It is a pleasure to serve under your chairmanship, Mr Robertson. If I have my phone, wallet or car stolen, they are insured and can be replaced, virtually on a like-for-like basis. It would be frustrating, inconvenient, I would be angry and annoyed. Naturally, I would want the thief to face the full force of the law. However, if Clemmie, my nine-year-old Jack Russell, Peppy, my seven-year-old Labrador, or Ebony, my four-year-old Labrador were stolen, they could not be replaced. They are an integral part of my family, individual in character and each providing a unique and special companionship to me and to members of my family.

I congratulate my hon. Friend Tom Hunt on bringing today’s debate to Westminster Hall, and I am pleased that the Petitions Committee has given us time to debate the topic, which affects many of our constituents. Between these two petitions, almost 500 signatures came from my constituency of Darlington, and I thank those constituents who took time to voice their concerns. I know that many more of my constituents are dog owners who, like me, consider their four-legged friends to be part of their family. The theft of a pet is already a criminal offence under the Theft Act 1968, with a maximum penalty of seven years’ imprisonment. However, only one in five pets are ever returned to their owners. With over 2,000 dogs stolen every year, there remain over 1,600 families who lose that member, never to be seen again. It is tragic and we should do more.

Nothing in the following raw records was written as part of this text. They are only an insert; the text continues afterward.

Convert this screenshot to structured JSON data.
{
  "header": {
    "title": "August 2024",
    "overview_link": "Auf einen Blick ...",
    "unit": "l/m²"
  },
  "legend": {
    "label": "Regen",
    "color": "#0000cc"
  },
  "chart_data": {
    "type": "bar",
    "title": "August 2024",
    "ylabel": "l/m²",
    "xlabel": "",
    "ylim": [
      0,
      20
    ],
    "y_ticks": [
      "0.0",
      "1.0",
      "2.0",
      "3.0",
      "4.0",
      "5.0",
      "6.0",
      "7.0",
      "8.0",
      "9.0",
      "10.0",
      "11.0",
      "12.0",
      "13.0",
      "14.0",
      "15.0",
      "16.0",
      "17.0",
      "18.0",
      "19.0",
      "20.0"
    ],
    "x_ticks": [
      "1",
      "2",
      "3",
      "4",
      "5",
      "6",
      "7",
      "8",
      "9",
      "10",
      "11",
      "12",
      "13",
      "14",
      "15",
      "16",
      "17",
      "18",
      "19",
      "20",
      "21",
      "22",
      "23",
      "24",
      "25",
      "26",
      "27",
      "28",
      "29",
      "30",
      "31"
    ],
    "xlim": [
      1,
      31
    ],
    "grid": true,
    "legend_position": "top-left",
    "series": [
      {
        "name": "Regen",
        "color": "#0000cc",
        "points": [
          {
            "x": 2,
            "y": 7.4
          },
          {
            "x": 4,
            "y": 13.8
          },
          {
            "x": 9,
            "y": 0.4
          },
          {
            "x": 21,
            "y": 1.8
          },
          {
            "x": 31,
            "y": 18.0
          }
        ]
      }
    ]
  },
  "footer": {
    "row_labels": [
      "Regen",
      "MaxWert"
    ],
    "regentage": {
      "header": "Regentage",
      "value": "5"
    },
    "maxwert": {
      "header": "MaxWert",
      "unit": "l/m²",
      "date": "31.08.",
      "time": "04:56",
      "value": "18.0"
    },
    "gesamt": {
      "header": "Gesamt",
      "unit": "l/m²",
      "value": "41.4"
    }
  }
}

While my canines collectively cost less than £800 to purchase, they have cost me significantly more in damage to property, and in food and vet bills. Sadly, under the law not one of them would be deemed of sufficient value to warrant anything nearing a custodial sentence were they stolen. Sentencing is about punishment and rehabilitation, but it is also about setting a deterrent. With a low intrinsic value insufficient to warrant investigation, four out of five dogs that are stolen are never recovered and the despicable people responsible for dog theft sadly know that their chance of being caught or suffering a punishment is very low.

I welcome the mandatory microchipping we now have. That has helped more pets to be reunited and serves in the armoury of deterrents. It has thankfully reduced the number of stray dogs on our streets. I also welcome the recommendation for vets to carry out routine scanning for new pets enrolled at their practices. These measures are for dogs, but we as a nation should be extending them to cats too. I concur with my hon. Friend Mrs Murray that there should be mandatory chipping for cats.

The pet owners of Darlington and I believe that the theft of a pet is much more damaging than the loss of an item of financial value. I believe that a specific offence of pet theft or, at the very least, specific sentencing guidance based on more than the purchase cost of the animal, will do much more to deter this dreadful crime.